February 28, 2019
Region:
9
In 2018, net income at the major European banks climbed to its highest level since the financial crisis. Lower administrative expenses and a further fall in loan loss provisions to multi-year lows more than made up for a decline in revenues. Whereas net interest income stabilised, fee and commission income as well as trading income declined. Banks took a bit more risk, and risk-weighted assets edged up. Total capital remained flat despite higher profits as banks increased returns to shareholders and implemented the new IFRS 9 accounting standard. Consequently, capital ratios declined for the first time since 2008. The gap between European banks and their US peers remained huge as the latter benefited from higher interest rates and lower corporate taxes. [more]
February 28, 2019
Region:
10
The outcome of the EU elections and the composition of the new Parliament will significantly influence the nomination and election of the next President of the European Commission (EC). Parliament will vote for the Council's proposed candidate in a secret ballot with a majority of component MEPs required. The election of the Commission President will be particularly challenging this year. Given the projected new balance of power after the elections both within the EP and within the Council as well as between the EP and the EU Council, an institutional stalemate cannot be ruled out. [more]
February 13, 2019
Region:
11
Ahead of the May 23–26 European Parliament elections, the EU is surrounded by internal and external challenges, its leaders increasingly divided, and its integrity and credibility challenged by Eurosceptic and anti-European groups across the continent. An extension of Article 50 could push the Brexit date close to or even beyond the European elections. Under EU treaties the UK would then be required to participate in the vote. The implications for the next EP – both if the UK agreed and refused to hold elections – could bear risks for the unanimity required in the European Council for an extension of Article 50 beyond the election date. [more]

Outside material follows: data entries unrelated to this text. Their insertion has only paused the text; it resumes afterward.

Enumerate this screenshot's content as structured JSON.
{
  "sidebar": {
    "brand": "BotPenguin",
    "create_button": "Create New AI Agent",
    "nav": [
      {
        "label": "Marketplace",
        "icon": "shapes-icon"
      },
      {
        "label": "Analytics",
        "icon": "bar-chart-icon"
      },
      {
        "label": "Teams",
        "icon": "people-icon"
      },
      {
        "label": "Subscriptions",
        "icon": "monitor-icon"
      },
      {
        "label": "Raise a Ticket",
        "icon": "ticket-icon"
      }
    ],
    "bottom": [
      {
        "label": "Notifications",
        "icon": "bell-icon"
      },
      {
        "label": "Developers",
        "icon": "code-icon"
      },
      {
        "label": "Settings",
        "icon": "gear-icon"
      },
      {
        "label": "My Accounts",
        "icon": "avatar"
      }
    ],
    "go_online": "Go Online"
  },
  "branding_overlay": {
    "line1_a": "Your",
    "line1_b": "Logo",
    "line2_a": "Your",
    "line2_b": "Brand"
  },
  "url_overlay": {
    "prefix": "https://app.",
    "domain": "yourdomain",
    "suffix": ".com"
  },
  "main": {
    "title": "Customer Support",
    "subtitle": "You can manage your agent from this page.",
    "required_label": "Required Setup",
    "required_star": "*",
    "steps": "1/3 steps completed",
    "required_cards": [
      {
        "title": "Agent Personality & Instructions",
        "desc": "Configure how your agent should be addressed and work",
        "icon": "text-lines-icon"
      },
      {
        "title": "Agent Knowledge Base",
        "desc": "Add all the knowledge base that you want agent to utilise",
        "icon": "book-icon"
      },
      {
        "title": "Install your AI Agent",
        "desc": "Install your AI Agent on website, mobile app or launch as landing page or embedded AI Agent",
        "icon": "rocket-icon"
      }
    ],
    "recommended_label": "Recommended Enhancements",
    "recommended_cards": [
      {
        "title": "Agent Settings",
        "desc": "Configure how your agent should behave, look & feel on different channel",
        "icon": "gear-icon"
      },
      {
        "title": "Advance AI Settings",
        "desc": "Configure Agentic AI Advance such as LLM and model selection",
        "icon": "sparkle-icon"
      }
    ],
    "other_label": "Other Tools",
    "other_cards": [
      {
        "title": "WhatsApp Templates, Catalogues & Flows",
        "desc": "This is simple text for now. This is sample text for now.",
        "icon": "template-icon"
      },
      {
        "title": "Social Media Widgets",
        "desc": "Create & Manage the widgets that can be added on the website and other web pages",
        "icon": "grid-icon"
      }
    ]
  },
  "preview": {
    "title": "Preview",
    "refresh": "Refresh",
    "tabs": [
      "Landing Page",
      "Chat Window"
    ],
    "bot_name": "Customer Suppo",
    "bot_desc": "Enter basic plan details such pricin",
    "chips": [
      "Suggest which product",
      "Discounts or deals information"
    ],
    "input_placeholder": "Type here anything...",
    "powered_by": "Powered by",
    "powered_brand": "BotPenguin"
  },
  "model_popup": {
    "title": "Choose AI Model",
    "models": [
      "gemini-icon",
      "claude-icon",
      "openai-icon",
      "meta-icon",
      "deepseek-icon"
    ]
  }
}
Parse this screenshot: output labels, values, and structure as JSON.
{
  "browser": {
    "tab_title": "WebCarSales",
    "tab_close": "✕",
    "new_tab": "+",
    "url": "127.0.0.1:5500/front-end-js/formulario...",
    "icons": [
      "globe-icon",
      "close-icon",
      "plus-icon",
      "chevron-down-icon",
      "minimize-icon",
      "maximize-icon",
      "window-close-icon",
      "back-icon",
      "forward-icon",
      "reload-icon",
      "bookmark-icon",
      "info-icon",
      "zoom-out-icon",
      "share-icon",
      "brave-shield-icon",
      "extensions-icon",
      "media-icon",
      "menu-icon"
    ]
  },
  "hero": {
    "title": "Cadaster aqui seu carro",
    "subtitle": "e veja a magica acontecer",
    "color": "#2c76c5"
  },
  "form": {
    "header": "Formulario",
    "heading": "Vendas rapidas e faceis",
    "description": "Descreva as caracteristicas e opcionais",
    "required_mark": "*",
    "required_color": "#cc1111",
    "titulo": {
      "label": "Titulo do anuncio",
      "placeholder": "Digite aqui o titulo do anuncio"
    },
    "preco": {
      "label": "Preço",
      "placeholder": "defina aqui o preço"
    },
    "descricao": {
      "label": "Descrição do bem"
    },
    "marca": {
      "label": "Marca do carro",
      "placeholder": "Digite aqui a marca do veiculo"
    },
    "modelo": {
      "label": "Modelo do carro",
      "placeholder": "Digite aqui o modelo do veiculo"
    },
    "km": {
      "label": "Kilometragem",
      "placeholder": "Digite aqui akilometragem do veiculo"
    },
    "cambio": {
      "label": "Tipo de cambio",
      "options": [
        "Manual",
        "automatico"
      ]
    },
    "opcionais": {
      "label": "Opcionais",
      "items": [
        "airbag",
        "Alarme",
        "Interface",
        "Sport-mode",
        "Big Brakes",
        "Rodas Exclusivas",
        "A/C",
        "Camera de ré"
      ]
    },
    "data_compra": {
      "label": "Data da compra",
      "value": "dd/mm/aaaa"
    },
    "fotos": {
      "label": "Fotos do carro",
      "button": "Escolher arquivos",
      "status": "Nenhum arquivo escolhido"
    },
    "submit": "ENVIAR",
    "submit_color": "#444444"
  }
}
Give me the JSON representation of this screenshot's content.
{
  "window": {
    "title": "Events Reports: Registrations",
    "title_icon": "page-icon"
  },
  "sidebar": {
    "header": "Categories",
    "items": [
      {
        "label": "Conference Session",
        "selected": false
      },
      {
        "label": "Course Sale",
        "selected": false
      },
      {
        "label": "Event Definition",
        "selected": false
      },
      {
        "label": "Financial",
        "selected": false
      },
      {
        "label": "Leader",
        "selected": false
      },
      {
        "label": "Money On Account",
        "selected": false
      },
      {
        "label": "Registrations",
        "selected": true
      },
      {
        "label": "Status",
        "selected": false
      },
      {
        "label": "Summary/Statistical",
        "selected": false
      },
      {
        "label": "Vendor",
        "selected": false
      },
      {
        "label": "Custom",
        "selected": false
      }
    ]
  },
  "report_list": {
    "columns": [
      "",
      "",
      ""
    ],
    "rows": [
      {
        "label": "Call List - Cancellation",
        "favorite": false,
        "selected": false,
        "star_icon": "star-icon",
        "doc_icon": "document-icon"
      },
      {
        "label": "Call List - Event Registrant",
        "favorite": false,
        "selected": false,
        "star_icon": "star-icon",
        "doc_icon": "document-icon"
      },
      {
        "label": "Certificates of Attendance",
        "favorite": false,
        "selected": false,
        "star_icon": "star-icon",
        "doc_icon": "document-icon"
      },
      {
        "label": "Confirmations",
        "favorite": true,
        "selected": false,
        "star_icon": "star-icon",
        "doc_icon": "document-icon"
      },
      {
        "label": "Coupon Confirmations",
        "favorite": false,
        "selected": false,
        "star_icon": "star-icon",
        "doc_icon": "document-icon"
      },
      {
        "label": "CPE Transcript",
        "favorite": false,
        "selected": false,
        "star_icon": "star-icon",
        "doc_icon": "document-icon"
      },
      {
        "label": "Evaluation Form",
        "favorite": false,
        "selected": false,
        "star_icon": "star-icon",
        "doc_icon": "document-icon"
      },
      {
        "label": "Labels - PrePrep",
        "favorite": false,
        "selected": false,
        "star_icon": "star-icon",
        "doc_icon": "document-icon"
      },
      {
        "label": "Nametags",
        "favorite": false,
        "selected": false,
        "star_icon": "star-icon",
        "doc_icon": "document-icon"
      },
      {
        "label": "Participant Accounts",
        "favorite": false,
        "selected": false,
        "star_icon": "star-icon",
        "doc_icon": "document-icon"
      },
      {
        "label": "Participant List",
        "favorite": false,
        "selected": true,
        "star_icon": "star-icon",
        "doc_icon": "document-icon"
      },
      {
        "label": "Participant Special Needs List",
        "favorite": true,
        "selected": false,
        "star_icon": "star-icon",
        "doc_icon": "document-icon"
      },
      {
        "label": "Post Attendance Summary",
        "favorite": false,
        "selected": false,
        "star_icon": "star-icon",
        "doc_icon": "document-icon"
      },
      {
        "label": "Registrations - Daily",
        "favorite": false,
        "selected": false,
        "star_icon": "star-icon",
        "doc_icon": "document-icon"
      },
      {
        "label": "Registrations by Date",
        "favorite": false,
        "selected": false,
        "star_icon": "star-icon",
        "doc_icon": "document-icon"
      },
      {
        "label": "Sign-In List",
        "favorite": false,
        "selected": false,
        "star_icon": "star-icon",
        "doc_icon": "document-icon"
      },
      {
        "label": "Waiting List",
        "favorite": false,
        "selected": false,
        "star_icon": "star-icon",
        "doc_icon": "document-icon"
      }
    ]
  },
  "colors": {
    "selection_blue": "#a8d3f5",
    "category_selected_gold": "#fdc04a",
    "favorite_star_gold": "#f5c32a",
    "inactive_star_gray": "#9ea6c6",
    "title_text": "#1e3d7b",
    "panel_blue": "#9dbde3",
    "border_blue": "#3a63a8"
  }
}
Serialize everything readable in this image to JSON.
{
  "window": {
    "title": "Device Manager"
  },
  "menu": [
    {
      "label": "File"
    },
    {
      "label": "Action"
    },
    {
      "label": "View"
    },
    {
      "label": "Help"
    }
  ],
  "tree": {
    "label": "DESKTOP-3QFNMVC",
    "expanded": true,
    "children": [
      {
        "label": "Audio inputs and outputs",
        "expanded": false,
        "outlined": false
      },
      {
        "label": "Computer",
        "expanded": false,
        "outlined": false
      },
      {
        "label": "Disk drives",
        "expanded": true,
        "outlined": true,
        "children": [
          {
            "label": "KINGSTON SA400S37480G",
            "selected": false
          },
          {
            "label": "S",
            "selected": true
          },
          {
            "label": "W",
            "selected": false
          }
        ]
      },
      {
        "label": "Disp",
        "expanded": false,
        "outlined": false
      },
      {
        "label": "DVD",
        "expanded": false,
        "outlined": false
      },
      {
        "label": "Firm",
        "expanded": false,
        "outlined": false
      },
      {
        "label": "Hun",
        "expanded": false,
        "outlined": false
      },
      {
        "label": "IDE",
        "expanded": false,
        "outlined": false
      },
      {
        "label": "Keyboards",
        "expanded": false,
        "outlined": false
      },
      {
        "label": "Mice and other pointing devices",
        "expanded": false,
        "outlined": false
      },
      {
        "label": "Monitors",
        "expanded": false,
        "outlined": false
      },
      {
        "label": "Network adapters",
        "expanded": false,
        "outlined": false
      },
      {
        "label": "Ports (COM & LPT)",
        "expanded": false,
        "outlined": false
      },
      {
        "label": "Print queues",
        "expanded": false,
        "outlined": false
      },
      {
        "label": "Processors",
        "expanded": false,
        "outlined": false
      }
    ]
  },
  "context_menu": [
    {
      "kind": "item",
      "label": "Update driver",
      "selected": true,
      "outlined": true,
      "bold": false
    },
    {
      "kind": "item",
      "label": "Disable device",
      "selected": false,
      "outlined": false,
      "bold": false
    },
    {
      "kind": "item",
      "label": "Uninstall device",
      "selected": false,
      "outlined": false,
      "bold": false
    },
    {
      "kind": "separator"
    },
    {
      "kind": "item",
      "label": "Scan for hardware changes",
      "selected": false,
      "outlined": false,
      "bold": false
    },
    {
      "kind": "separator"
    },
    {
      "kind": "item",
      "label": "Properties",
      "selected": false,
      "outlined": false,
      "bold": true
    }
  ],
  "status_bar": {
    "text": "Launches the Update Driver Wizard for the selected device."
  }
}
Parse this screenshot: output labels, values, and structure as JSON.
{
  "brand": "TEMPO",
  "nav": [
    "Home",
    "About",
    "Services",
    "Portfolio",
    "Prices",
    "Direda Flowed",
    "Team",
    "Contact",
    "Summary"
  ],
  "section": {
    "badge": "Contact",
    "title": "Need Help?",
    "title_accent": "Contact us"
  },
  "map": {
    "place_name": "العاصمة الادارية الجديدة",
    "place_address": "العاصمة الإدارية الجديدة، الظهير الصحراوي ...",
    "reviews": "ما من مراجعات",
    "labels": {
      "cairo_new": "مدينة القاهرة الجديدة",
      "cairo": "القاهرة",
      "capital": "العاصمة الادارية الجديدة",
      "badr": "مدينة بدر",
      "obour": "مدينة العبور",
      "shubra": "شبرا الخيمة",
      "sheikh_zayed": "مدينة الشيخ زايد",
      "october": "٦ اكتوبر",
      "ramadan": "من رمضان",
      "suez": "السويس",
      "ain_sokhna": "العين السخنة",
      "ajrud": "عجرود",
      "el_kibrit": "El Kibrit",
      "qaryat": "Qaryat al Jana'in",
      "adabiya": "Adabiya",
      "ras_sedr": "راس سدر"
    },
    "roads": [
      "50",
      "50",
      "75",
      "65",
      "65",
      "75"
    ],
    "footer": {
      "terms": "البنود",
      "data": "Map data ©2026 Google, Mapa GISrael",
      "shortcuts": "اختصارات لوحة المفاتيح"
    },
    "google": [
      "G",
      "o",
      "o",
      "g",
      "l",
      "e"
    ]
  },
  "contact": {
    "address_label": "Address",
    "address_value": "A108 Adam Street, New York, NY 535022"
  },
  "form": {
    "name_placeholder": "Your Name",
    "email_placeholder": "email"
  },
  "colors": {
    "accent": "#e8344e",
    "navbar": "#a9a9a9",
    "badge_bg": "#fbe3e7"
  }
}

November 15, 2018
Region:
12
Tensions in financial markets have increased significantly since the populist/Eurosceptic Five Star/League in Italy took power in May and presented a budget in violation of EU rules. In an unprecedented move, the European Commission sent Rome back to the drawing board. Italy has now provided the Commission with its latest fiscal plan – which is not much different from the old plan. [more]
2.1.5